A MOTHER is highlighting the traumas of an “invisible illness” that left her son fighting for his life.
As a youngster it took five years for Callum Shields to get a diagnosis for debilitating Crohn’s disease.
And while that brought relief and the opportunity to manage his condition, he later suffered a major relapse in his early twenties which saw him lose a third of his body weight and was forced to spend months in and out of hospital.
His mother, Denise, is now a community champion for the charity Crohn’s and Colitis UK and remembers how Callum’s illness at first defied the medical experts and then brought him close to death.
Crohn’s is a chronic condition that causes inflammation of the digestive system or gut.
It is one of the two main forms of inflammatory bowel disease, the other being ulcerative colitis.
More than 300,000 people in the UK are affected by inflammatory bowel disease with someone diagnosed every 30 minutes.
“Callum was diagnosed when he was 13. But before then we had taken him to a number of consultants, yet no one could come up with what was wrong with him,” recalls Denise, of Hawarden.
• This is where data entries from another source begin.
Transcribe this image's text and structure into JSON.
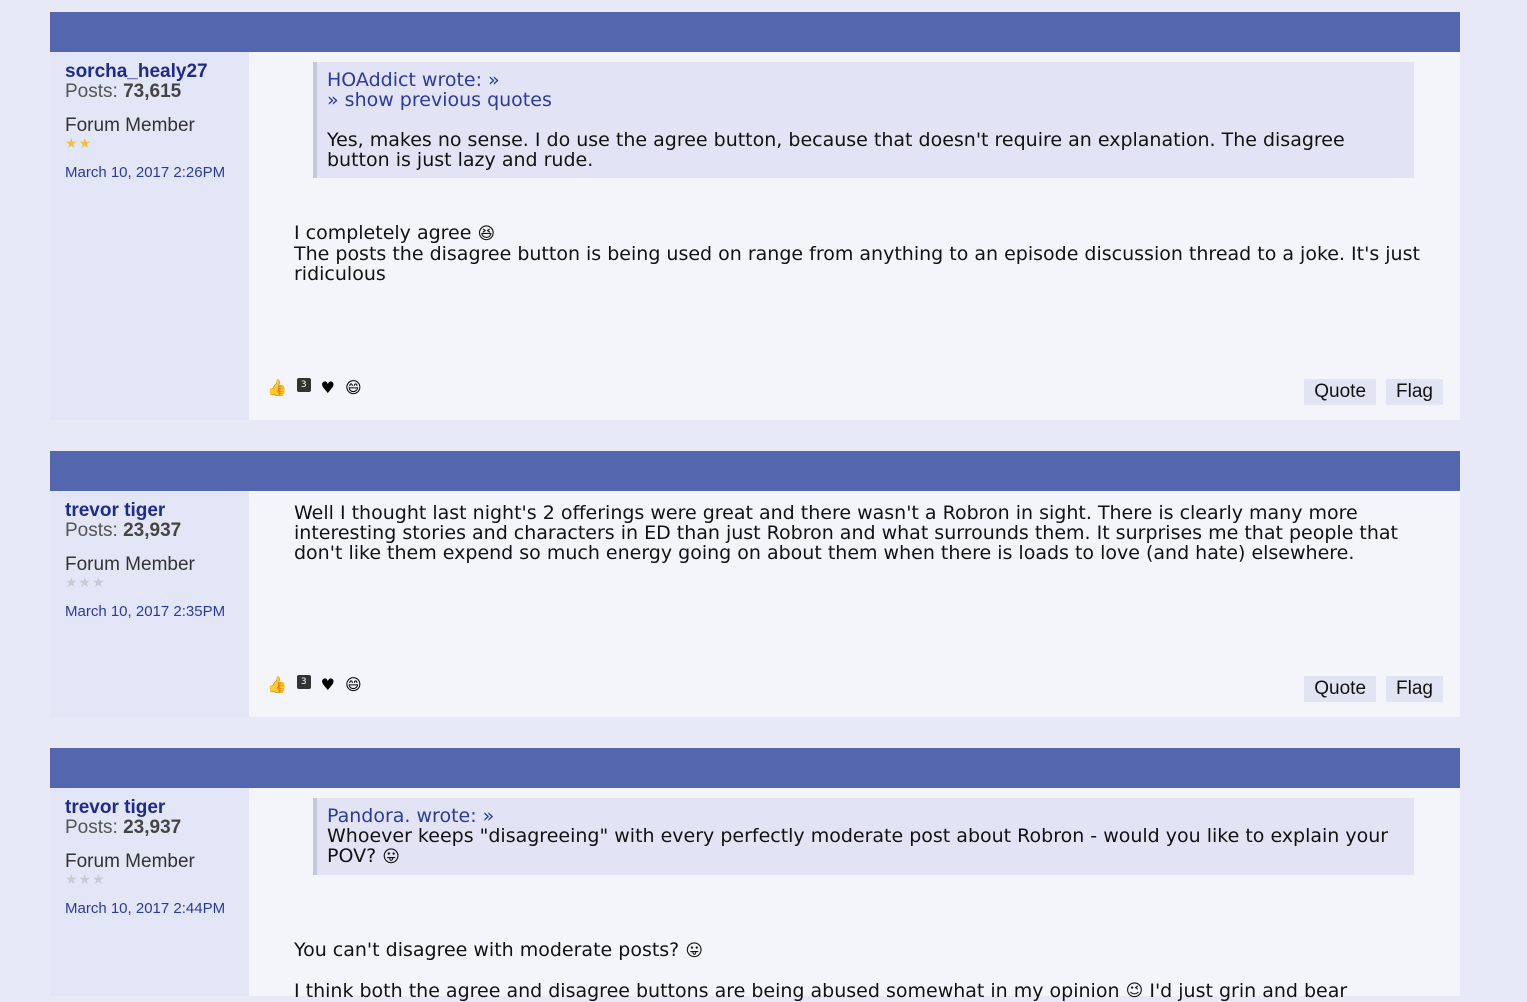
{
  "posts": [
    {
      "author": "sorcha_healy27",
      "posts_label": "Posts:",
      "posts_count": "73,615",
      "role": "Forum Member",
      "stars_on": "★★",
      "stars_off": "",
      "date": "March 10, 2017 2:26PM",
      "quote": {
        "attribution": "HOAddict wrote: »",
        "show_previous": "» show previous quotes",
        "text": "Yes, makes no sense. I do use the agree button, because that doesn't require an explanation. The disagree button is just lazy and rude."
      },
      "text_lines": [
        "I completely agree",
        "The posts the disagree button is being used on range from anything to an episode discussion thread to a joke. It's just ridiculous"
      ],
      "reactions": {
        "agree_icon": "thumbs-up-icon",
        "count": "3",
        "love_icon": "heart-icon",
        "lol_icon": "laugh-icon"
      },
      "quote_btn": "Quote",
      "flag_btn": "Flag"
    },
    {
      "author": "trevor tiger",
      "posts_label": "Posts:",
      "posts_count": "23,937",
      "role": "Forum Member",
      "stars_on": "",
      "stars_off": "★★★",
      "date": "March 10, 2017 2:35PM",
      "text": "Well I thought last night's 2 offerings were great and there wasn't a Robron in sight. There is clearly many more interesting stories and characters in ED than just Robron and what surrounds them. It surprises me that people that don't like them expend so much energy going on about them when there is loads to love (and hate) elsewhere.",
      "reactions": {
        "count": "3"
      },
      "quote_btn": "Quote",
      "flag_btn": "Flag"
    },
    {
      "author": "trevor tiger",
      "posts_label": "Posts:",
      "posts_count": "23,937",
      "role": "Forum Member",
      "stars_on": "",
      "stars_off": "★★★",
      "date": "March 10, 2017 2:44PM",
      "quote": {
        "attribution": "Pandora. wrote: »",
        "text": "Whoever keeps \"disagreeing\" with every perfectly moderate post about Robron - would you like to explain your POV?"
      },
      "text_line1": "You can't disagree with moderate posts?",
      "text_line2a": "I think both the agree and disagree buttons are being abused somewhat in my opinion",
      "text_line2b": "I'd just grin and bear"
    }
  ]
}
“Eventually he was taken into hospital and diagnosed the next day by the consultant whose care he has been under since.
“He had a massive, massive relapse when he was 23 and nearly died. When he went into remission I just knew I wanted to do something positive and I have been raising awareness of the work of Crohn’s and Colitis UK since.”
Large and unexplained weight loss is one of the major symptoms of Crohn’s – Callum’s weight dropped to just four stone at the time of his diagnosis. For a sporty teenager who had shone at sprint hurdling and was crowned a Welsh national champion it was a big blow to confidence and self-esteem.
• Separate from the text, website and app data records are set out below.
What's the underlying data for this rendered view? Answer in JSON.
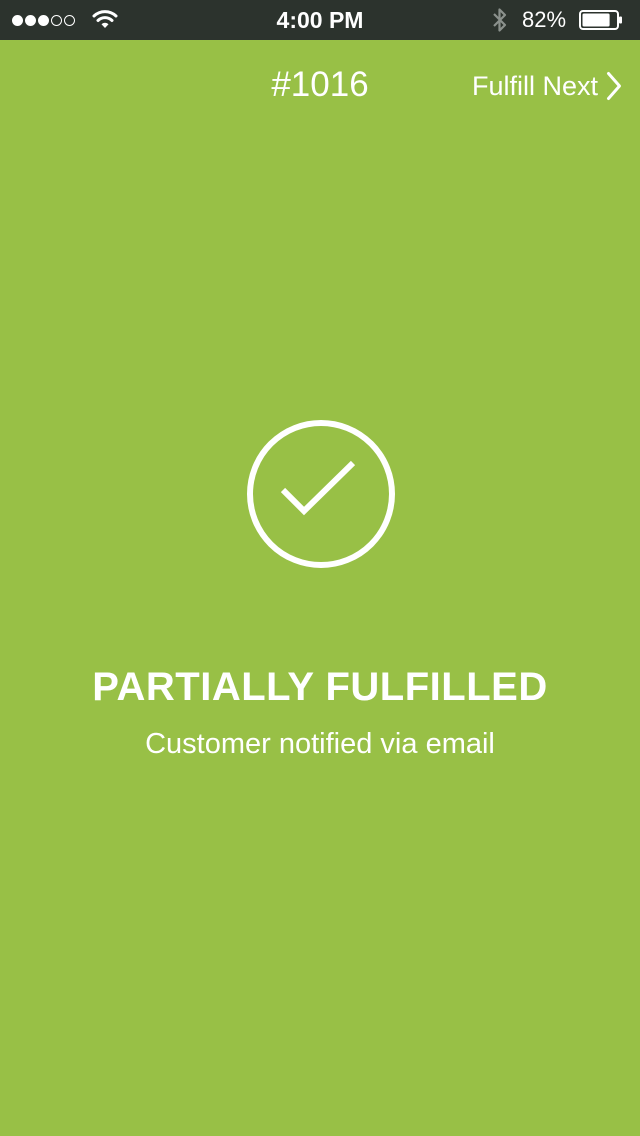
{
  "status_bar": {
    "signal_bars_filled": 3,
    "signal_bars_total": 5,
    "time": "4:00 PM",
    "battery_percent_label": "82%",
    "battery_level": 0.82,
    "icons": [
      "signal-dots",
      "wifi-icon",
      "bluetooth-icon",
      "battery-icon"
    ]
  },
  "nav": {
    "order_number": "#1016",
    "fulfill_next_label": "Fulfill Next",
    "fulfill_next_icon": "chevron-right-icon"
  },
  "result": {
    "icon": "checkmark-circle-icon",
    "title": "PARTIALLY FULFILLED",
    "subtitle": "Customer notified via email"
  },
  "colors": {
    "background": "#98c046",
    "status_bar": "#2c332d",
    "foreground": "#ffffff"
  }
}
While symptoms of Crohn’s can vary between individuals, it is common to suffer from chronic fatigue and abdominal pain and diarrhoea – which can cause embarrassment as well as a trigger for emotional problems.
“There is a shame about Crohn’s and colitis as no young person wants to be talking about its catastrophic effects,” says Denise.
“It affects people and they might choose not to go out which means they become isolated.
“But Callum had an exceptionally close group of friends who were wonderful and stuck by him.
“The symptoms can be gruesome and are embarrassing. It can affect children as young as two and three or people can suddenly develop it in their sixties and seventies.
“The main features are chronic fatigue, dreadful abdominal pain and a lack of bowel control.
“It can lead to other conditions like anemia. It is a chronic long-term condition and there isn’t a cure. It is an ‘invisible disease’.”
Despite his illness, Callum refused to be beaten and has since managed to pursue his love of sport.
He graduated with a first class honours degree in sports science from Cardiff University.
Now 27, he works as an event manager with Active Leisure, helping to organise the Chester marathon and half marathon.
“He had illnesses through secondary school and had to take two extra years getting through university,” says Denise.
“But he is a picture of health now and has shown that even when things are dreadful with Crohn’s you can come through it and move on with your life.”
Denise turned to gardening to cope with her son’s struggles – later her passion helped secure an award at this year’s RHS Flower Shower at Tatton Park for a show garden in tribute to the fight against the illness, called ‘Facing Fear’.
During the darkest period of Callum’s illness, Denise received support from Crohn’s and Colitis UK. The charity provides confidential advice services, including a phone helpline, benefits advice and a grants panel of which she is now a member.
It helps those on low incomes buy products such as new clothes due to weight loss or replace beds and bedding which are soiled.
“There is also a lot of work going into raising funds for research programmes to try and find a cure,” says Denise, who says careful lifestyle changes can help manage the condition, while supporting self-esteem is key if the illness forces stoma surgery
“There have been advances with new drugs which have benefited people, but nobody as yet has come up with a cure. It could be genetic, but no one knows as yet what is the trigger that causes it.
“It can flare up with certain foods or alcohol and stress plays a part too. Sometimes it can be changing diet, others take medication for the rest of your life.”
She adds: “Sometimes that doesn’t work and some people might need surgery and some have to have parts of their bowel removed and have a stoma bag.
“It can be very demoralising for them, so the charity does a lot of work on image. For example the message is you can still lead a normal working life and with young people who may be self-conscious about it the emphasis is you can still wear swimwear and so forth.
“People are embarrassed, but there is a huge amount of support out there. I would urge people to go to the doctors as there is treatment that can make their life better.”
l Crohns/Colitis Awareness Week runs from December 1 to 7. Crohn’s and Colitis UK provides information and personal care for people affected by the conditions. See www.crohnsandcolitis.org.uk
See full story in the Leader